Corporations, high-stakes biomedical research, and research misconduct: yes they can (and sometimes do)

E H Morreim
2021 Journal of Law and the Biosciences  
Science has long been vulnerable to research misconduct (RM). Biomedical sciences, with vast financial stakes, carry heightened temptations. However, RM is standardly seen as an undertaking of individual scientists, not as something that could be committed by an organization such as a corporation or university. Rather, organizations are generally regarded merely as supervisors to encourage scientific integrity and investigate suspected RM. Indeed, federal regulations expressly embrace this

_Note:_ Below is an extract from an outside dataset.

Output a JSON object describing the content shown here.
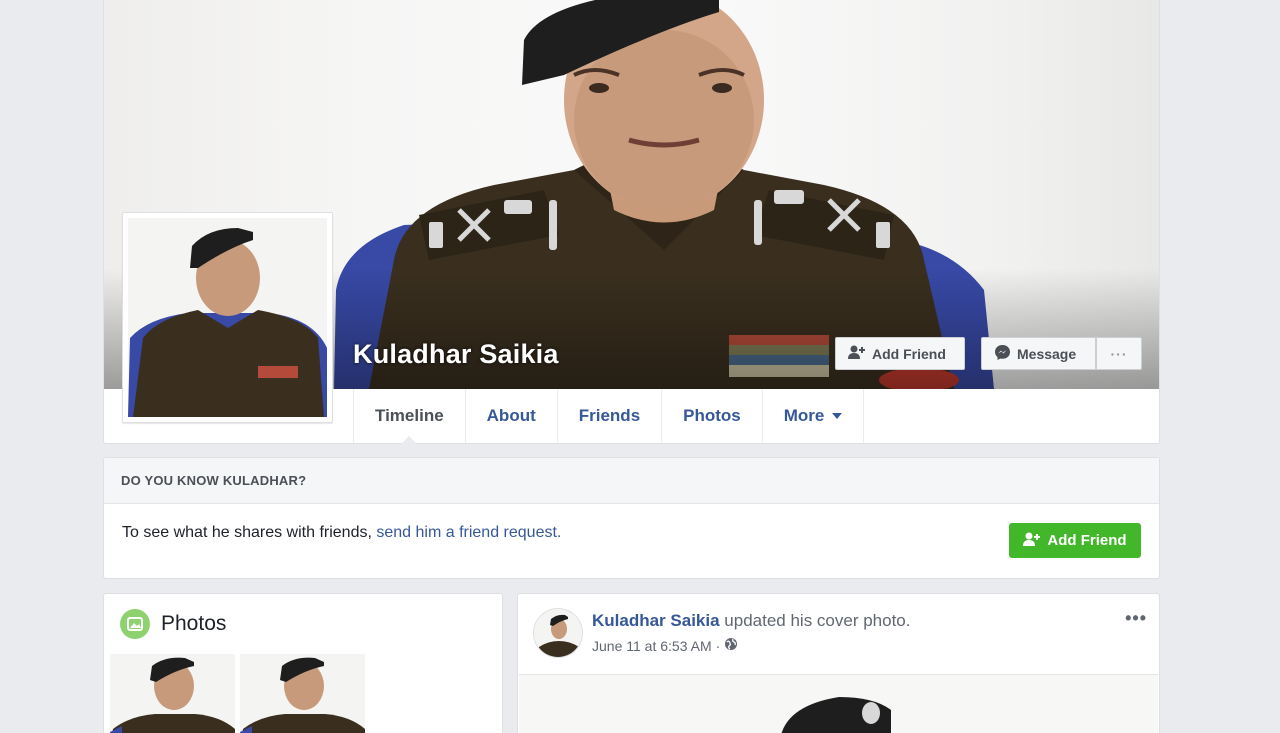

more » ... ective, and the federal Office of Research Integrity has never deemed an organization guilty of committing RM. This article aims to rewrite this corner of research integrity: organizations can directly commit RM and should be held accountable as such. Although the conclusions apply to organizations such as universities and government agencies, the focus here is on corporations in the biomedical sciences. After defining 'research misconduct' in Part II, Part III describes corporate-level RM and distinguishes it from individuals' misconduct. Part IV provides five case studies exemplifying corporate RM, while Part V discusses implications, describes ways in which federal regulations could already encompass organization-level RM, and identifies some needed legal and regulatory adjustments.
doi:10.1093/jlb/lsab014 fatcat:z4ahphjphjfifloz6dw5zq7p5a